As you can see each day of the week is composed of three characters, and the last two characters are always the same曜日 (yōbi) meaning “day of the week”. Let’s now take a look at the first character for each day of the week and their literal meanings.
|sun / day||moon||fire||water||tree / wood||metal / gold||earth / soil|
It doesn’t take too much imagination to see how the kanji 月 derives from a pictograph of a crescent moon, or 水 from a splash of water. Squint your eyes a bit and perhaps you can imagine how primitive sketches of the sun, and fire, and a tree might develop into their kanji representations. Other kanji might be harder to decipher. 金 apparently is derived from an image of metal nuggets buried under the ground, while 土 may show a plant growing from the earth.
You may have noticed by now that in both English and Japanese the first two days of the week are named after the sun and the moon. This may seem like something of a coincidence. But what of the other days? Here’s the interesting thing – they are named after the five visible planets. All you have to do to name these planets in Japanese, is take the kanji above and add 星 which can mean “star” or “planet”. Let’s take a look at these five heavenly bodies:
Now if you are familiar with European languages other than English, especially the Romance languages, this system of naming the days after the planets are going to seem awfully familiar. If we look at some examples it should be fairly obvious:
The surprising truth is that the names for the days of the week in Japan and in many European languages are derived from a common system. And this common system dates all the way back to ancient Rome. It was the Romans who first named the days of the week after the sun, moon, and planets, and they also named the planets after their gods.
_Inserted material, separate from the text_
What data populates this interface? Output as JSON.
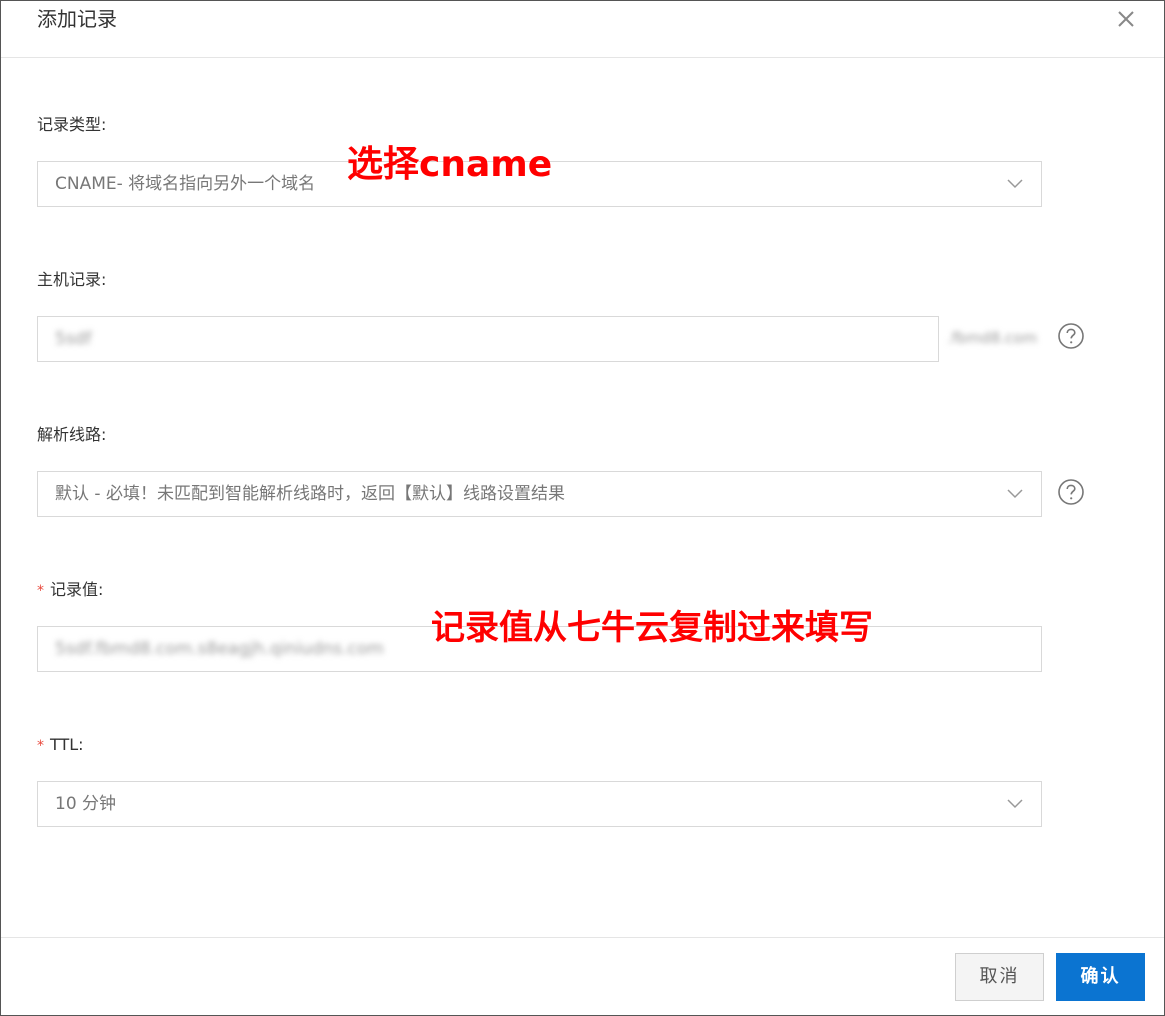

|Latin||diēs Sōlis||diēs Lūnae||diēs Mārtis||diēs Mercuriī||diēs Iovis||diēs Veneris||diēs Saturnī|
The Romance languages listed above kept most of the Latin names, but changed the names for Sunday, which was replaced by a name meaning “the Lord’s Day” and for Saturday, which was named after the Sabbath. On the other hand, the Anglo-Saxon ancestors of the English kept Sunday, Monday, and “Saturn’s day”, but otherwise substituted their own equivalent gods for those of Rome. Tuesday is named after Tiw, a god of war; Wednesday after Woden, god of travelers; Thursday after Thor, god of thunder, and Friday after Frigg, goddess of fertility.
The Roman planetary naming system must have travelled via trading routes such as the Silk Road to China and was in use there as early as the 4th century. In China the five visible planets were named after the traditional five elements of Chinese philosophy. This Chinese system was then introduced to Japan, apparently by the great monk Kūkai, sometime in the 9th century. The ancient world was surprisingly well-connected!